This article originally appeared on Motherboard
Last Tuesday, SpaceX CEO Elon Musk made history when he launched the Falcon Heavy, the most powerful rocket since the Saturn V took Apollo astronauts to the moon. The Heavy’s payload was Musk’s personal Tesla roadster, a $100,000 luxury car made by one of Musk’s other companies. Six hours after launch, the car and its passenger—an empty SpaceX suit dubbed “Starman”— were on an escape trajectory that Musk hoped would put the car in an elliptical orbit around the Sun and allow for some closes brushes with Mars.
A few hours later, Musk took to Twitter to announce that SpaceX had overshot its planned trajectory a wee bit and the hot rod was now headed to the asteroid belt. According to Space.com, however, the Twitter astro community ran the numbers and it appears that the car will actually pass closer to Mars than the asteroid belt.
For those of you who don’t trust Musk or a bunch of extremely online astro geeks to tell you where the space convertible is, fear not: You can track it for yourself on the aptly-named whereisroadster.com.
Developed by self-described “space nerd” Ben Pearson, whereisroadster gives you up to the second updates on the location of Musk’s whip. The data is provided by the Jet Propulsion Lab’s HORIZONS System which tracks objects in our solar system. Pearson takes this data and uses it to describe how fast the car is moving relative to the Earth and to Mars, and how many times the Tesla roadster has surpassed its 36,000 mile warranty.
It’s kind of like the old PC game Where in the World is Carmen Sandiego, except instead of tracking an fictional criminal around the globe, you’re tracking a real billionaire’s personal sports car in the endless void of deep space.

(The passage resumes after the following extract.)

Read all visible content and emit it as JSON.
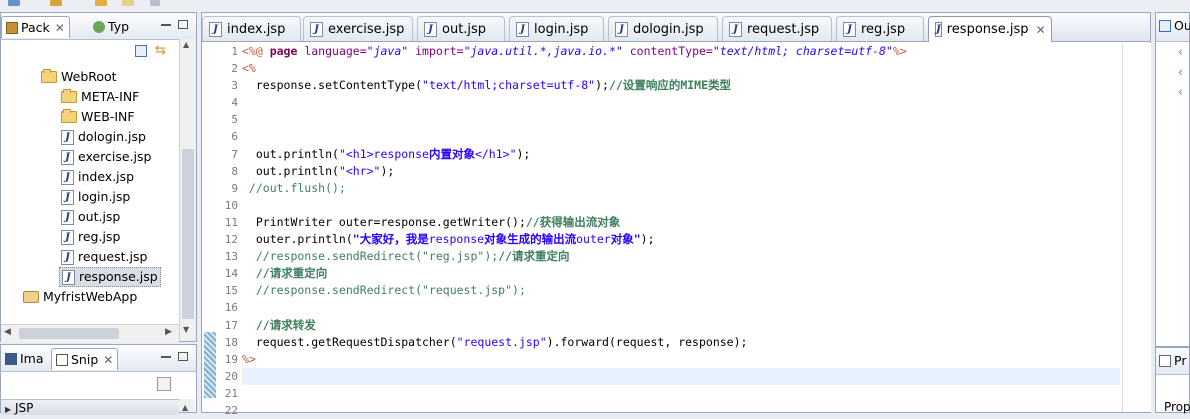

So what are you waiting for? Go watch those numbers representing the orbital trajectory of a car you’ll never be able to afford and that will far outlast your brief blip of existence in this unfeeling universe constantly change forever. It’s fun andeducational!